* What to work on
Among the lines of the material below, count those holding "JSON". Report the number by itself.

* Material for this exercise
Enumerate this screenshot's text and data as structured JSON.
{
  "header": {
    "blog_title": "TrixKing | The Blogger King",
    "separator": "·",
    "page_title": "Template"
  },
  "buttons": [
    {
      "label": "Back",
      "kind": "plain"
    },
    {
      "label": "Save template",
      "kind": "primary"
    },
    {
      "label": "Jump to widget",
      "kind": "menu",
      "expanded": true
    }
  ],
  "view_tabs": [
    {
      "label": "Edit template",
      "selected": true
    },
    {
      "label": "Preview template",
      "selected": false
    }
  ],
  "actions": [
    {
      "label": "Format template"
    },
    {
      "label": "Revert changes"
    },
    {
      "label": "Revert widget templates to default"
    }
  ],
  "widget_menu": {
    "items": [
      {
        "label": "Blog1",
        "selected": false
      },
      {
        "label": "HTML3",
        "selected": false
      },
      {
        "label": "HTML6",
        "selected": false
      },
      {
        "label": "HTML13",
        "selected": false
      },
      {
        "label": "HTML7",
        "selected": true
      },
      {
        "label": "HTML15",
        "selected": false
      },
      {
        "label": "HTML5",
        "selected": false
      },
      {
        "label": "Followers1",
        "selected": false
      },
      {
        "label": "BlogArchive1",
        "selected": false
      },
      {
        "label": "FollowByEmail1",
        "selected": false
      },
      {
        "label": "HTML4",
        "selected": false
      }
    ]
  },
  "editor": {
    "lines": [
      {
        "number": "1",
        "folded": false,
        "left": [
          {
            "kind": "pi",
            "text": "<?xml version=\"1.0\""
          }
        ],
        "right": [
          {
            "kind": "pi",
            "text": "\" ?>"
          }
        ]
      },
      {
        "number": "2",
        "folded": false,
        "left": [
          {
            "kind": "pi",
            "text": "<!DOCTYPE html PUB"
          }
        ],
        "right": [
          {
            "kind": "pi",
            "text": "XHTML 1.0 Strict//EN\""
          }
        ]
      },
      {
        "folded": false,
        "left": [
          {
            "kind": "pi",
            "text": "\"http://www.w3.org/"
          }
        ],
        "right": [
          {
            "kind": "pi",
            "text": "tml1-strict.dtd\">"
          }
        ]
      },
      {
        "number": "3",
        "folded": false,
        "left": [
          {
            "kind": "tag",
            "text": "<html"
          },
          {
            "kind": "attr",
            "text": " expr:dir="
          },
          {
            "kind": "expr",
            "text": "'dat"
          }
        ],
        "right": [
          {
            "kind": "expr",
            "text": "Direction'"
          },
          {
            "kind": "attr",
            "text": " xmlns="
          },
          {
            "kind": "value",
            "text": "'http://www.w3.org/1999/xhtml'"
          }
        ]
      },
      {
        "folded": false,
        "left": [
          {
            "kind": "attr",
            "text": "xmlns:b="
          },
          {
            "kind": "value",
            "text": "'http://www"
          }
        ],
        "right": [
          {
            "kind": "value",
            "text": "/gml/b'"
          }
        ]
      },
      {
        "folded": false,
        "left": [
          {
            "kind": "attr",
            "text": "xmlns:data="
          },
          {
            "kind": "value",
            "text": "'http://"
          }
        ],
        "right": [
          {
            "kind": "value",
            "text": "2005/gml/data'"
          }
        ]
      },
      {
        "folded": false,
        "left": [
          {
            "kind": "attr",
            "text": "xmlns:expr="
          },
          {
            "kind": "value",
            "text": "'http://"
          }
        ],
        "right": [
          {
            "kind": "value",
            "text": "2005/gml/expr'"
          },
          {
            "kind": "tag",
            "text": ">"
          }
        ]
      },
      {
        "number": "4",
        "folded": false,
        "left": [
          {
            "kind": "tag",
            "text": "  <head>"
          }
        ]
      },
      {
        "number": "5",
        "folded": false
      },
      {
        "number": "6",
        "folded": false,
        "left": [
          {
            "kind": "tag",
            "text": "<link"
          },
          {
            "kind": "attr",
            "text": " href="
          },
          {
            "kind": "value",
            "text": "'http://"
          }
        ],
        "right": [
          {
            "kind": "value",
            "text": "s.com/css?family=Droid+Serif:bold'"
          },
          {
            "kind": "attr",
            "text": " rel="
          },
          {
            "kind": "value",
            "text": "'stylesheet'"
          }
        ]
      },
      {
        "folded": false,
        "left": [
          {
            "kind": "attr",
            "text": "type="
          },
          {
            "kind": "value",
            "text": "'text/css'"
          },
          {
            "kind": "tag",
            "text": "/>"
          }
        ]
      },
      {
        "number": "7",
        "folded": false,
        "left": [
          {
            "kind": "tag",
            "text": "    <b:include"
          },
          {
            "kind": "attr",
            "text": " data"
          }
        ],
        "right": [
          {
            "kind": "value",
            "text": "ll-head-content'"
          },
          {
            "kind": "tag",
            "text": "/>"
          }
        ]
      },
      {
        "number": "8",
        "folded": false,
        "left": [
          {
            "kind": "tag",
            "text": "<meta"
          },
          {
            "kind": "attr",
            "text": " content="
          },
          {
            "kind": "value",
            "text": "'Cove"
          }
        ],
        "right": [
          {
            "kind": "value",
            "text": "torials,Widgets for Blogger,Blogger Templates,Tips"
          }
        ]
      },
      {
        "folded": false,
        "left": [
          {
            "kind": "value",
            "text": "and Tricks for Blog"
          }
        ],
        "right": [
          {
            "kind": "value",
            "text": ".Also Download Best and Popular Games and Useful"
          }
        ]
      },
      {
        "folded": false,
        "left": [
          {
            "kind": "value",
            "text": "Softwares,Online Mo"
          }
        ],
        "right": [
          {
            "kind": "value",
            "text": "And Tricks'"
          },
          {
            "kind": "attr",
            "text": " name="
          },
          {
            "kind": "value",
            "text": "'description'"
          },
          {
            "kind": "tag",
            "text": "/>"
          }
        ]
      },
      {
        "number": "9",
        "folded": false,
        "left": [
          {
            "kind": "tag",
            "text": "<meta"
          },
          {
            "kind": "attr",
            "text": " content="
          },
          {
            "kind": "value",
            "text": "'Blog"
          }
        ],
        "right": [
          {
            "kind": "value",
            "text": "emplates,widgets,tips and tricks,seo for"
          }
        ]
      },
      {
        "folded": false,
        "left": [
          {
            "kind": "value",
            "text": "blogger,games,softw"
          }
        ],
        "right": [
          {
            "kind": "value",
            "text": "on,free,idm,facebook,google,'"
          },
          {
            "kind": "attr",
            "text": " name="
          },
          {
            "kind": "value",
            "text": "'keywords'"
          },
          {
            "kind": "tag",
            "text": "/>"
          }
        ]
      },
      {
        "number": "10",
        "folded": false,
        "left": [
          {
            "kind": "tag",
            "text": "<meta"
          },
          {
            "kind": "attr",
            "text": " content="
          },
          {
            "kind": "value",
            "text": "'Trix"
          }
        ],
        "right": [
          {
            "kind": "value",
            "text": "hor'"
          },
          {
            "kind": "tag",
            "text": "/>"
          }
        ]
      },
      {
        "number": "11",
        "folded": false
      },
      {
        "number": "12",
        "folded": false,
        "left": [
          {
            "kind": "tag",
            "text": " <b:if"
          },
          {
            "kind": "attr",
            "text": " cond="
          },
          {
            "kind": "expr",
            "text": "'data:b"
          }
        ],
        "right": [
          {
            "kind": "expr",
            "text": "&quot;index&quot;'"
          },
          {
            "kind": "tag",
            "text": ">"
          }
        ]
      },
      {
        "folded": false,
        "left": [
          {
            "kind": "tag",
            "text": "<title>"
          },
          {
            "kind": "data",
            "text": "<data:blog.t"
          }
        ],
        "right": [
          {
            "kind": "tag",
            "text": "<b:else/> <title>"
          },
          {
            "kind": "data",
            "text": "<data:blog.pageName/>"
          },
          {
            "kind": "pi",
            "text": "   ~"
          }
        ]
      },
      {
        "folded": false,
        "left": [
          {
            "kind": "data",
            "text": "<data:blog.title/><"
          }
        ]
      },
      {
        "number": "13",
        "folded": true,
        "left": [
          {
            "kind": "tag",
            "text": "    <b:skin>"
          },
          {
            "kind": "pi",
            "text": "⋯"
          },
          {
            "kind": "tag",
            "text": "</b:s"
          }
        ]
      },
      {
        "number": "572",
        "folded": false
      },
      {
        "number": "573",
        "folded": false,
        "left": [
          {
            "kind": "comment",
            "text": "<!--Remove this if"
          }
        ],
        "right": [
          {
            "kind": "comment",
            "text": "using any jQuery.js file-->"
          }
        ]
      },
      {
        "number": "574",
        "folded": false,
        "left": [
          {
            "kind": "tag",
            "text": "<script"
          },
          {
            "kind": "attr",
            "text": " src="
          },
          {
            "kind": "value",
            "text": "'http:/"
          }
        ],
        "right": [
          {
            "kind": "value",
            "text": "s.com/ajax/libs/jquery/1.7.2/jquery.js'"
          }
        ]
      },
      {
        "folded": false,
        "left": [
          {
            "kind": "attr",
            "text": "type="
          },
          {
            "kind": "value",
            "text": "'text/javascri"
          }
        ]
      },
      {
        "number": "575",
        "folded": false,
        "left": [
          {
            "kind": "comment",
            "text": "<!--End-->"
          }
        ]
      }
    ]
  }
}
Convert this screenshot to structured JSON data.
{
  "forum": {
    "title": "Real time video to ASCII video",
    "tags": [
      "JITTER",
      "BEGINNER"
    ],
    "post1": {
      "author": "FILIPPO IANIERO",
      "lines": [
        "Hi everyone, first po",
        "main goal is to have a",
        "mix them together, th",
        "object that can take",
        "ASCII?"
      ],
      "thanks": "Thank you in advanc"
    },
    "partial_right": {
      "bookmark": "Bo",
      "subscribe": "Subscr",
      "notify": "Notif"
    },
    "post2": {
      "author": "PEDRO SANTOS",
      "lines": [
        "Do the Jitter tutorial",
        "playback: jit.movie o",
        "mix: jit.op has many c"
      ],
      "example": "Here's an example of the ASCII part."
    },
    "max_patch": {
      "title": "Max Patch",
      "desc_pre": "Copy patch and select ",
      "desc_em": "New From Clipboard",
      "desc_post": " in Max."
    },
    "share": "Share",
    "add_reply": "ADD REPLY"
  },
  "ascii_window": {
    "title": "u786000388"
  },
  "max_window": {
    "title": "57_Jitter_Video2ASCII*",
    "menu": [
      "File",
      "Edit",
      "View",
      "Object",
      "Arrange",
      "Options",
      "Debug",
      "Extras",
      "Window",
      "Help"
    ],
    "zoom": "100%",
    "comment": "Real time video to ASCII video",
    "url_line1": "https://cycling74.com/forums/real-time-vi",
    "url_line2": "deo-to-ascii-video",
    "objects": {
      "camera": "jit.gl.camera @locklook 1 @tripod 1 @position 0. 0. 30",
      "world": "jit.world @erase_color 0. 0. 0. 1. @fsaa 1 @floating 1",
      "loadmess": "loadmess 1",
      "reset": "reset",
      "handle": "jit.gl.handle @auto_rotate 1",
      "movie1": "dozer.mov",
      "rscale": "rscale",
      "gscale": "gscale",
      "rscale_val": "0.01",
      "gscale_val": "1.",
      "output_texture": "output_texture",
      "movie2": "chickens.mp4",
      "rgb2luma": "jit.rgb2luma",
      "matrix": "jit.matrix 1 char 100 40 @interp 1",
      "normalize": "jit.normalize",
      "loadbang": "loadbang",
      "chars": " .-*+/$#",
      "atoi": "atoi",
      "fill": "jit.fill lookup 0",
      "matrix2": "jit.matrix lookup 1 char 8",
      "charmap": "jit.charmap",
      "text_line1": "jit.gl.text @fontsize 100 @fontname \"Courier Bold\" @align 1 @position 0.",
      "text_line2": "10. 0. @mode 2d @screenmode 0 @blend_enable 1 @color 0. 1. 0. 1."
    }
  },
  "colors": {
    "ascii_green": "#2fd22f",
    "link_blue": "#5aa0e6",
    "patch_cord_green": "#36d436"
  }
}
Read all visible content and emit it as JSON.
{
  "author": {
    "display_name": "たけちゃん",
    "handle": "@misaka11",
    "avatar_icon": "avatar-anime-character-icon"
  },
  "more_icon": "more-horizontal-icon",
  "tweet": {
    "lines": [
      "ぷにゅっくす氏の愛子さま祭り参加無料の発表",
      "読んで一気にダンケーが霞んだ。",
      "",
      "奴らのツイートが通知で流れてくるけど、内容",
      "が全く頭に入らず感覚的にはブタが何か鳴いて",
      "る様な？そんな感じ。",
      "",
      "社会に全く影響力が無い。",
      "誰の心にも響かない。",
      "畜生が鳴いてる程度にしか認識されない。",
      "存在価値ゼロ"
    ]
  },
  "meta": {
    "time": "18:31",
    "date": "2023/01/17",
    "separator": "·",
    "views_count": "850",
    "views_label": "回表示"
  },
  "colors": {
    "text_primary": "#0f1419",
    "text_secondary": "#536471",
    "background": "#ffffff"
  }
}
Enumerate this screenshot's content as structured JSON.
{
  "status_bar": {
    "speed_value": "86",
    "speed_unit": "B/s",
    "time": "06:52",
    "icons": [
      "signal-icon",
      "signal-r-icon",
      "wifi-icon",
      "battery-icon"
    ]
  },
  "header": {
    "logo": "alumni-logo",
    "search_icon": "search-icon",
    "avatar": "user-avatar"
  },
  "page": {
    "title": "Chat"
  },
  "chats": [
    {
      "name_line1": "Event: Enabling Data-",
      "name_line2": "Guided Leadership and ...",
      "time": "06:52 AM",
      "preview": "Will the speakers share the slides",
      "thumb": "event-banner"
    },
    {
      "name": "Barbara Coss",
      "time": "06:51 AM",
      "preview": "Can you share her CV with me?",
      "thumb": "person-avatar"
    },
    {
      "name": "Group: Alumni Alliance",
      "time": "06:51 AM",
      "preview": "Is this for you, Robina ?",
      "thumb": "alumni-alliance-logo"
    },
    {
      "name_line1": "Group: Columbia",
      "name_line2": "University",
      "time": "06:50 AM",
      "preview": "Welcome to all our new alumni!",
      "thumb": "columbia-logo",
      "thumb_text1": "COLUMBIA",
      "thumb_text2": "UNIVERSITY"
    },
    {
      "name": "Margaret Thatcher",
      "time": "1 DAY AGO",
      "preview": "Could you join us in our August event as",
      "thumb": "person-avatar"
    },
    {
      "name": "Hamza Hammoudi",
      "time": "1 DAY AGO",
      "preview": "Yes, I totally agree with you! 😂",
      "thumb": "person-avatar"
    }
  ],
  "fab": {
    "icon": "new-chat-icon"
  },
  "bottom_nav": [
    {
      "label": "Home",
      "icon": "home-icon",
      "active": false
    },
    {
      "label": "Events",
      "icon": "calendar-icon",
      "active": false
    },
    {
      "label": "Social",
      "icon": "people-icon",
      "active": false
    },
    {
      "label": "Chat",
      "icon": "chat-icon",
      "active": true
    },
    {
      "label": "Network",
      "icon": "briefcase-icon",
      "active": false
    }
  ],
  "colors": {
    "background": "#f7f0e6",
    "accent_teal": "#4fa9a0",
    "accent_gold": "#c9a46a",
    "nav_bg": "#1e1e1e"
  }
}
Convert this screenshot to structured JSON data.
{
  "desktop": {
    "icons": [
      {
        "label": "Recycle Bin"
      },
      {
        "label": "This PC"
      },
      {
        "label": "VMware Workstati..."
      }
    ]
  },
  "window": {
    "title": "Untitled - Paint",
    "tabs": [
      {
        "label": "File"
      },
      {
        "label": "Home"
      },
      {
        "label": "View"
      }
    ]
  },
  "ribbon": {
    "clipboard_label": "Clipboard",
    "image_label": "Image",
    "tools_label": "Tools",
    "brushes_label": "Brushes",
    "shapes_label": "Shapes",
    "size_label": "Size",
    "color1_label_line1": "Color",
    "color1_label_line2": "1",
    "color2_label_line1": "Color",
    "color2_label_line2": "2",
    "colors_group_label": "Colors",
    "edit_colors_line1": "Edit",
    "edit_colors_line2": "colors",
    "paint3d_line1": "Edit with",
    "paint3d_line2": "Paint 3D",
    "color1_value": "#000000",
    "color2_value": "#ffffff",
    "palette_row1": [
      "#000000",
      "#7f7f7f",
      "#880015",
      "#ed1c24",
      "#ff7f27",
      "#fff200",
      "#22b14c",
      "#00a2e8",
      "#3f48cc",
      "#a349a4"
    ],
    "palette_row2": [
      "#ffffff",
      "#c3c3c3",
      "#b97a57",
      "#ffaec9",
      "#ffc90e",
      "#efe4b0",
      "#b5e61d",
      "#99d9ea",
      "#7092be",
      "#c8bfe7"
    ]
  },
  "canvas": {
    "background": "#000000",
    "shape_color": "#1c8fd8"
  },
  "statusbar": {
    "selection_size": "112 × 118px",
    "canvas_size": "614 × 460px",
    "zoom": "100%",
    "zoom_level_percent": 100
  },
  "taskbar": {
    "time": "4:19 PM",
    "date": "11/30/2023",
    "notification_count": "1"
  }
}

* Exercise solution
5